How To Build a Restaurant

I kept my head down and just learned. I went to Australia for a bit, set up the Beef Cartel on Maltby Street, which was my first ever pop up and where I met Ian McKay because I really wanted to find the best beef in the world. (He’s now my business partner in Torloisk Highland after 10 years of working with him). People liked it and I had a few offers but I just kept my head down and then maybe three years ago I just thought I’ve got to give it a shot. Try your best and go for it. I knew I had my limitations but felt like it was now or never. Nuala, and we’re standing in it, stemmed out of the love of London. It’s amazing working with people who are great at what they do, but how do you turn that into something that people want two or three times a day.

Did you already know the core team members?

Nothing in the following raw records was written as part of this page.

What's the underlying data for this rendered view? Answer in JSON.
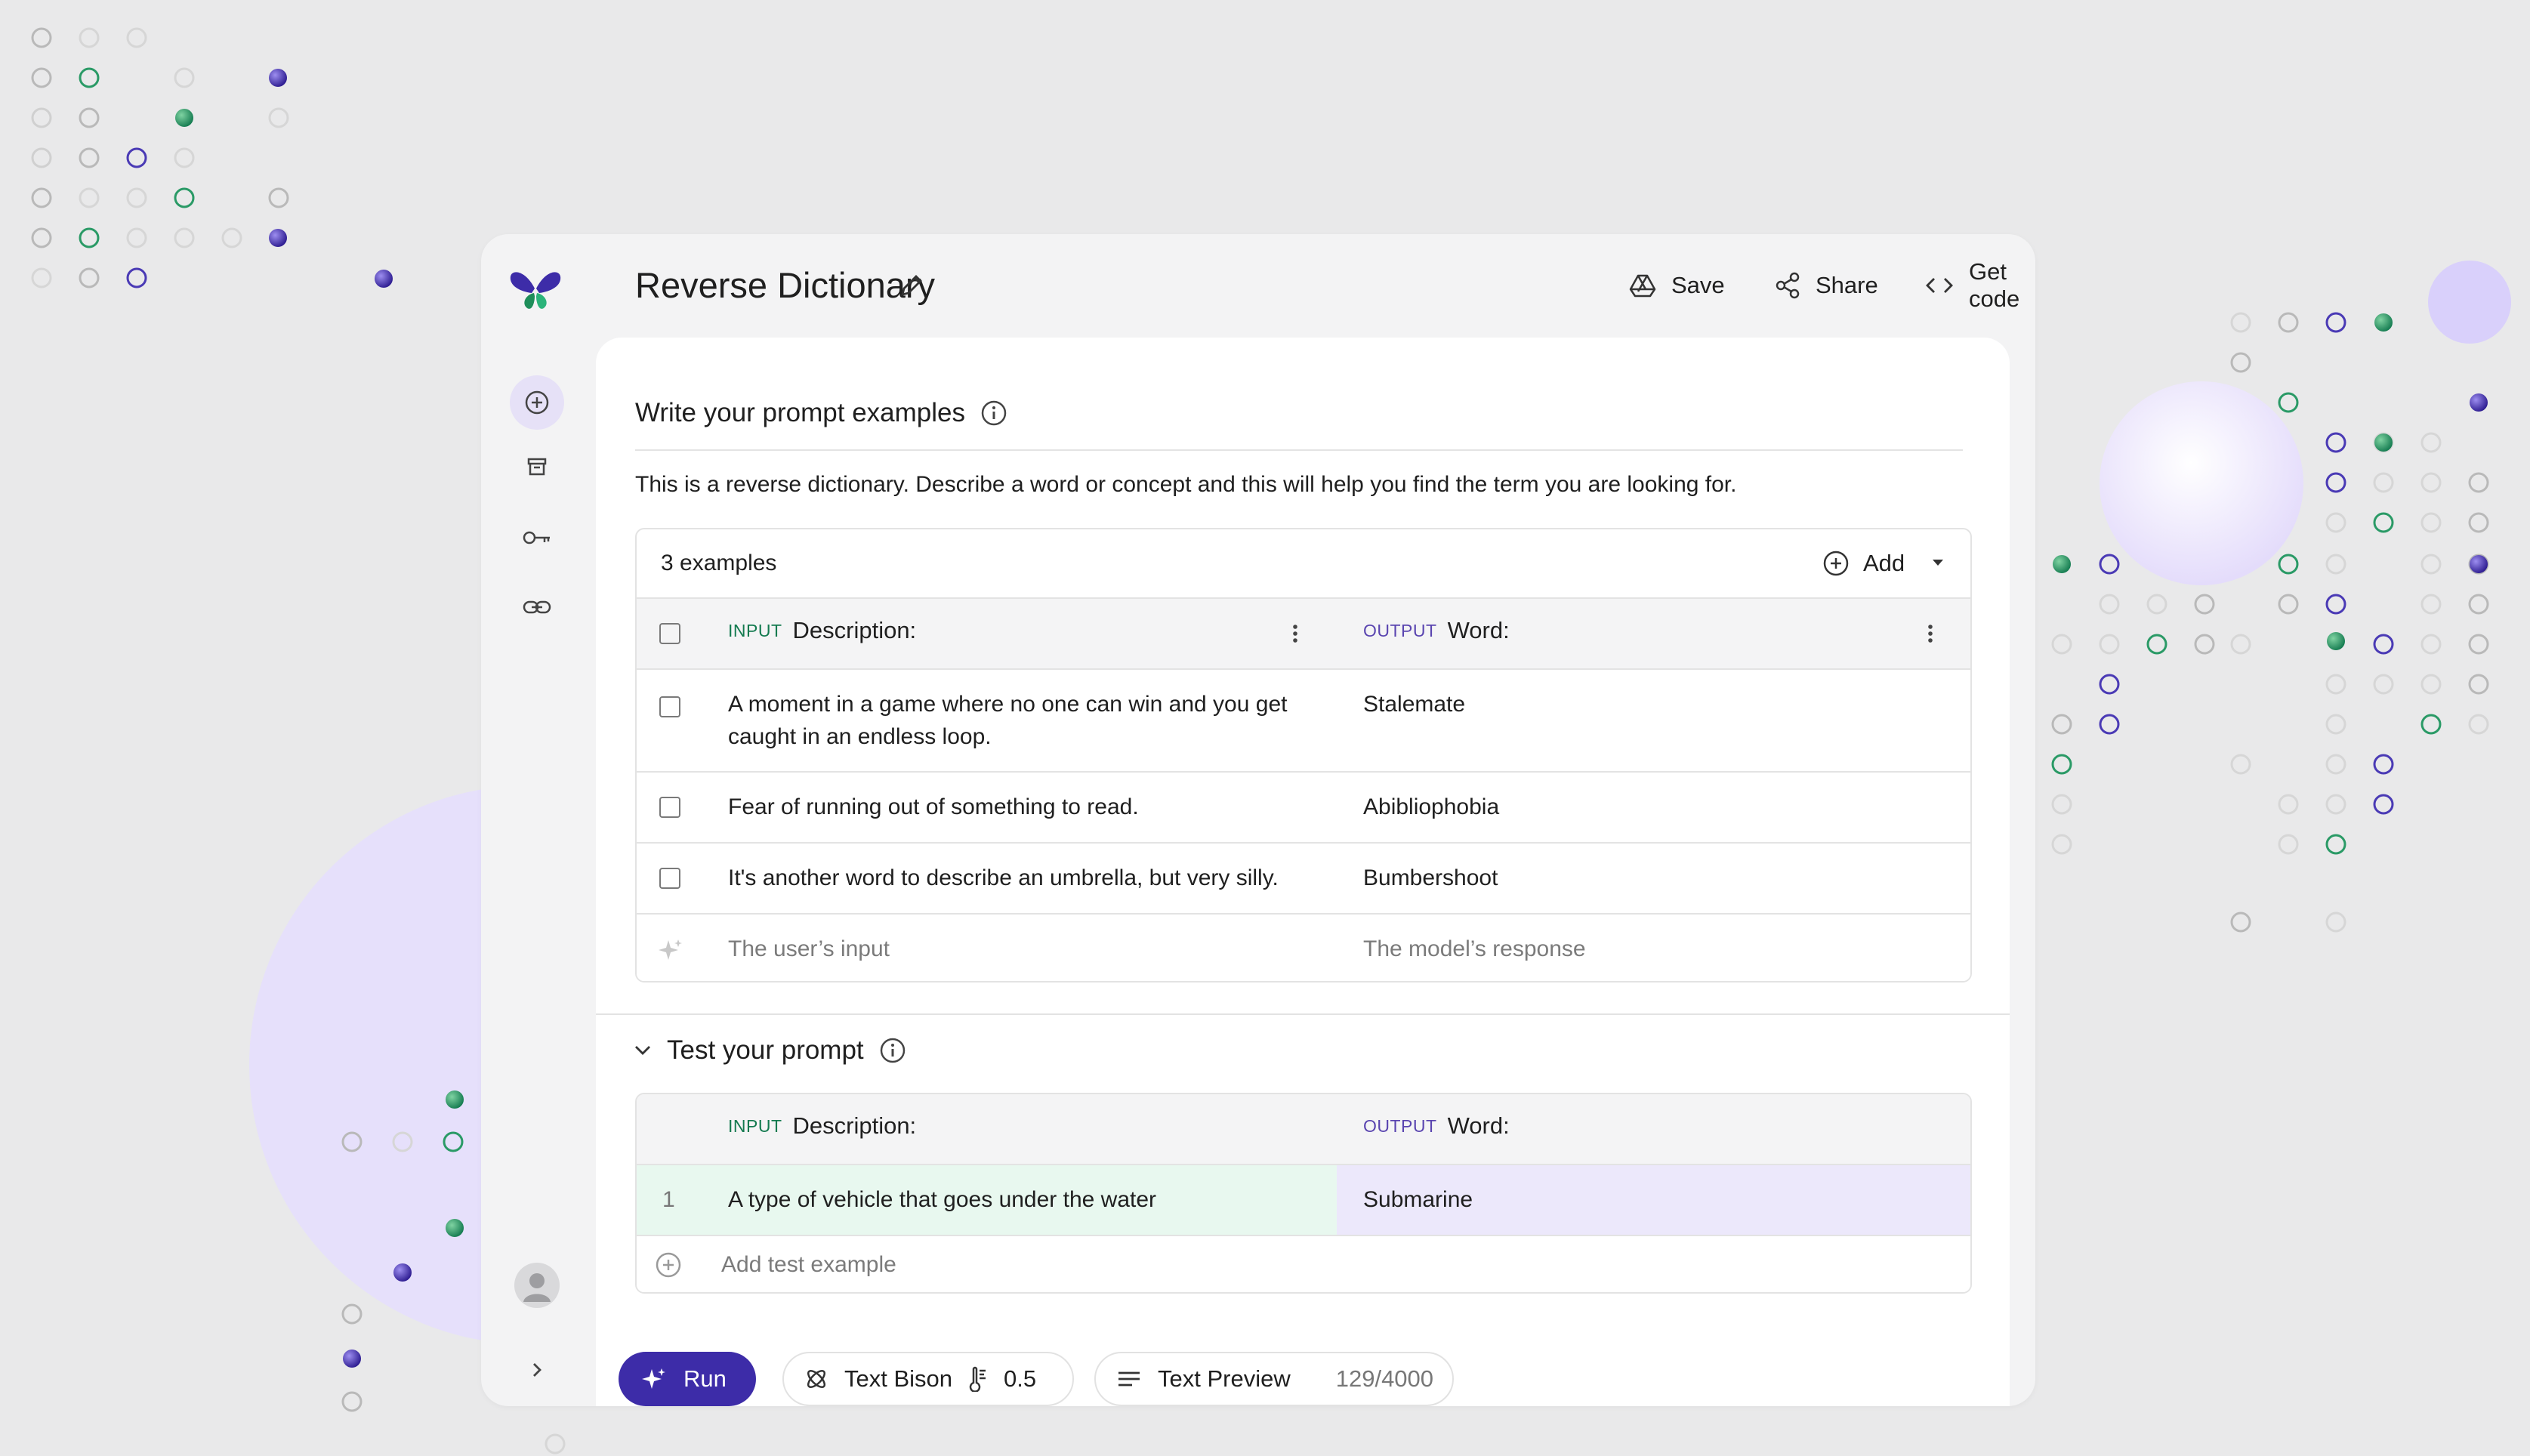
{
  "app": {
    "title": "Reverse Dictionary",
    "accent": "#3d2ca8",
    "green": "#1e8e5a",
    "lavender": "#e9e4fb"
  },
  "toolbar": {
    "save_label": "Save",
    "share_label": "Share",
    "get_code_label": "Get code"
  },
  "sidebar": {
    "items": [
      {
        "icon": "add-circle-icon",
        "active": true
      },
      {
        "icon": "archive-icon",
        "active": false
      },
      {
        "icon": "key-icon",
        "active": false
      },
      {
        "icon": "link-icon",
        "active": false
      }
    ]
  },
  "examples_section": {
    "title": "Write your prompt examples",
    "description": "This is a reverse dictionary. Describe a word or concept and this will help you find the term you are looking for.",
    "count_label": "3 examples",
    "add_label": "Add",
    "input_tag": "INPUT",
    "input_header": "Description:",
    "output_tag": "OUTPUT",
    "output_header": "Word:",
    "rows": [
      {
        "input": "A moment in a game where no one can win and you get caught in an endless loop.",
        "output": "Stalemate"
      },
      {
        "input": "Fear of running out of something to read.",
        "output": "Abibliophobia"
      },
      {
        "input": "It's another word to describe an umbrella, but very silly.",
        "output": "Bumbershoot"
      }
    ],
    "placeholder_input": "The user’s input",
    "placeholder_output": "The model’s response"
  },
  "test_section": {
    "title": "Test your prompt",
    "input_tag": "INPUT",
    "input_header": "Description:",
    "output_tag": "OUTPUT",
    "output_header": "Word:",
    "rows": [
      {
        "index": "1",
        "input": "A type of vehicle that goes under the water",
        "output": "Submarine"
      }
    ],
    "add_label": "Add test example"
  },
  "bottom_bar": {
    "run_label": "Run",
    "model_label": "Text Bison",
    "temperature": "0.5",
    "preview_label": "Text Preview",
    "token_count": "129/4000"
  }
}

Yeah. Over the years I’d been working with these people and they super impressed me. Colin I met at Jack O’Shea’s and he was working at The Fat Duck and he wanted to learn some butchery so was the same as me. He came in for his first day and made a hare saddle, French trimmed, while I was running around like crazy. I still wind him up about it. But he was amazing and he is amazing. Working with him, we got on really well so about two years ago I mentioned the idea of the restaurant and asked if he’d be interested in joining, thinking he’d be like ‘nah’. But he went yes, sign me up. He’s trusted me to get it going now I’m trusting him to deliver!

I met Charlie at Barbecoa where I was a butcher after Fred’s and we became mates. What I like about Charlie is the attention to detail. It’s that thing about people coming in and being blown away, but at the same time not feeling like they’re being over-served.

As a group we fall out sometimes and there are some strong opinions but I’d rather have that for sure. Do you remember you bollocked me because I didn’t fold the hi-vis jacket last time I was here? I just threw it under the shelf and you took it out, folded it up properly and put it away.

Yeah, it is that same thought process, attention to detail about everything. And it’s hard because now we need to deliver. We’ve got this brand outside – you’ve got myself, Charlie, Colin, Honey, Spencer, Lauren, Ellen, Natasha, you’ve got my dad – all these people that are really fucking great at what they do, but how do you turn this product, which is world class, into something that people can relate to. That’s where the branding comes in. Working with the guys at Drinksology has been great. I’ve always worked for people because I’ve wanted to work for them, not because of the money. Same rule applies.

What’s the general ethos of Nuala?

We want to create a business size to enable people to do what they love. When you’re working in places, you end up working 90 hours a week and end up burning yourself out, losing girlfriends, missing parties and all that. You start to think, if it this difficult, fine, but I’m not going to do that for anyone else but myself. With that, some of the hardest experiences in your life are the ones that teach you the most. You’ve got to start with a business model that makes money. That way you can pay people correctly and you can afford to hire an extra manager so someone doesn’t have to do more shifts.